Phillips has brought members of MoveOn.org and the Tea Party together to discuss the Constitution. And he is not above simply collaring random people on the street.

After his interview at NPR's office, Phillips came across some Occupy protesters marching down the street. He asked two of them whether there was something they would change in the Constitution.

One, Mark Greif, wants a new amendment that would restrict the Bill of Rights to living human beings.

"So tell me what language you would use," Phillips says.

"I imagine it would say, 'The rights enumerated in the Constitution are applicable only to living natural citizens of the United States, not to fictitious persons or non-existent persons,'" says Greif.

Greif was clearly against the idea that corporations are people from a free speech point of view — a reference to last year's controversial Supreme Court decision, Citizens United.

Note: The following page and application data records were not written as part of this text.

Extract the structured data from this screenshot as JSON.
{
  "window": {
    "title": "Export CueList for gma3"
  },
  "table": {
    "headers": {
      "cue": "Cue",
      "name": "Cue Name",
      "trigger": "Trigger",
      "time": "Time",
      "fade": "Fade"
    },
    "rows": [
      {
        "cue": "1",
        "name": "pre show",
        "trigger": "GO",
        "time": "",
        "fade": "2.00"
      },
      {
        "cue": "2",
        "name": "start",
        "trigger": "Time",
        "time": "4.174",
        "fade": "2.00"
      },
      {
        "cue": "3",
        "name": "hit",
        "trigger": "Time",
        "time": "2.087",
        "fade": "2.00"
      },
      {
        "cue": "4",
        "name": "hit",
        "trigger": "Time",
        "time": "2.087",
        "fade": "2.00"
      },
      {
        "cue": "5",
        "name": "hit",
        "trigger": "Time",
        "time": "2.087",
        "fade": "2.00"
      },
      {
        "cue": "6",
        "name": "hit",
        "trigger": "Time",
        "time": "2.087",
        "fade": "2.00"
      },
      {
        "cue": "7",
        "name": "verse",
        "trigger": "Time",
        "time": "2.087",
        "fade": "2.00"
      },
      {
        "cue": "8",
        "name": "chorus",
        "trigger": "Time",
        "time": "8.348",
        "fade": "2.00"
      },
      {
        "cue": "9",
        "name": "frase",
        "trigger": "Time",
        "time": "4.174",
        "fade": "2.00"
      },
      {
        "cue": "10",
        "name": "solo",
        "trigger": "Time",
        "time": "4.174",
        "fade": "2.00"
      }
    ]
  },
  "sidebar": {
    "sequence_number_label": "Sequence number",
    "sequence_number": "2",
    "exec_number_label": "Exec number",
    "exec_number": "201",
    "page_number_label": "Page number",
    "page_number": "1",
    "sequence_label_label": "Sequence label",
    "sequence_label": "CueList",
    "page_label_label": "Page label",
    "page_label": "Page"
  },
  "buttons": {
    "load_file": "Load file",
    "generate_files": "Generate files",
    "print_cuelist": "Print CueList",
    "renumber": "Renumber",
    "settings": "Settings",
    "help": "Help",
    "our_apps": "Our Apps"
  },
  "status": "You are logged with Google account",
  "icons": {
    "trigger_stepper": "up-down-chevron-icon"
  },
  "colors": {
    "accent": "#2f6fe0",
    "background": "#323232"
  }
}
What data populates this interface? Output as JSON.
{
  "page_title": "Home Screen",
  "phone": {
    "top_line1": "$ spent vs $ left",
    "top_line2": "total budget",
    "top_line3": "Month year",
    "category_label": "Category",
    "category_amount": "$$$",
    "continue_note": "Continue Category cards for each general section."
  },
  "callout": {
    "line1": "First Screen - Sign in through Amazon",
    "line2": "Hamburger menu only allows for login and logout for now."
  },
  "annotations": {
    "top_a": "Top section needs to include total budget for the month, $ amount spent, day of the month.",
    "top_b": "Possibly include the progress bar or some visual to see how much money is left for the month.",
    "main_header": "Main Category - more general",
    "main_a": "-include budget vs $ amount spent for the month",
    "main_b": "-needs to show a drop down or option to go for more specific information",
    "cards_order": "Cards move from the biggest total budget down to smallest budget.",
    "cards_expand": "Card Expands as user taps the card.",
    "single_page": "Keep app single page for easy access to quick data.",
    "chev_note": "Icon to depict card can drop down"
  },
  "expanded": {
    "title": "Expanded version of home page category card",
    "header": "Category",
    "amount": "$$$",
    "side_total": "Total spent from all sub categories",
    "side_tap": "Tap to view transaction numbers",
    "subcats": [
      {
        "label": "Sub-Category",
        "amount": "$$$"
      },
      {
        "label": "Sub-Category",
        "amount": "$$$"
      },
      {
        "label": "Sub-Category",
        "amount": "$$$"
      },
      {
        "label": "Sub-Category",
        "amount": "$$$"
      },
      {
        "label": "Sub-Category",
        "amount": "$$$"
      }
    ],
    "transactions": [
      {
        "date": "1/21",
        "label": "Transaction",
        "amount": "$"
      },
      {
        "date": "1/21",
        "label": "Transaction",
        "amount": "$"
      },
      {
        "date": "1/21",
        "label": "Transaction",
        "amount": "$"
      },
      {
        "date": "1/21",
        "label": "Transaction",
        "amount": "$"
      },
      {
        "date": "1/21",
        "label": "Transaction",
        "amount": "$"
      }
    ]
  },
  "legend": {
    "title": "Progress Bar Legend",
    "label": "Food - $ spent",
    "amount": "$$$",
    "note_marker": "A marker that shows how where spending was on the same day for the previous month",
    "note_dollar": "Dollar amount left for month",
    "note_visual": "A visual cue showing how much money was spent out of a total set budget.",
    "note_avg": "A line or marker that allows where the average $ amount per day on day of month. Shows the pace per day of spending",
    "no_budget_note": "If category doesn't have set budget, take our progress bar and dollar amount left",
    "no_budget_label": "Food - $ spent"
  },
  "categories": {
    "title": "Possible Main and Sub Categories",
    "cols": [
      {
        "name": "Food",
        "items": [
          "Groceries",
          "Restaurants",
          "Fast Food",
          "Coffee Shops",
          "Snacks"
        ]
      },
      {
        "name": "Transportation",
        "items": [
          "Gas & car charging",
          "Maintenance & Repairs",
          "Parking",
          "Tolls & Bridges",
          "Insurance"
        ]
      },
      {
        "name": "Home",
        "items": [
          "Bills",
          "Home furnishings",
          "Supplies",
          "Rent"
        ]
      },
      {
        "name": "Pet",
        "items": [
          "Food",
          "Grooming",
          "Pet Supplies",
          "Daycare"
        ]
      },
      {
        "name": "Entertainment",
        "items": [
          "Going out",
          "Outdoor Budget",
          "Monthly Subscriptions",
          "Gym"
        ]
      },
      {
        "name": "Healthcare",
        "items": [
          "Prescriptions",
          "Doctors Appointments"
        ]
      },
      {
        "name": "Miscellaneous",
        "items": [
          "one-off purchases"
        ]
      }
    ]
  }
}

But nearby, in the same group of Occupy marchers, another man said he wanted to leave the Constitution just the way it is.

"I think we should just look at what it actually says in the Constitution. That would be a good start. I am not looking to change it," said the demonstrator, who called himself Seaman Surley.

A Tasty Brew

Phillips has written a book about his latest travels, Constitution Café: Jefferson's Brew for a True Revolution. He believes that ordinary people can have uncommon insights about the nation's founding document — sometimes better than the experts.

But, he says, "you do have to model a kind of thoughtful and reasonable discourse in which shrillness and intolerance is a no-no. You have to willingly and even enthusiastically consider a wide range of objections and alternatives to your own viewpoint.

"That is a practice that is not being cultivated in any of the chambers of power" in Washington today, he adds. "At the very least, Constitution Café is trying to inculcate this habit again."

Copyright 2020 NPR. To see more, visit https://www.npr.org.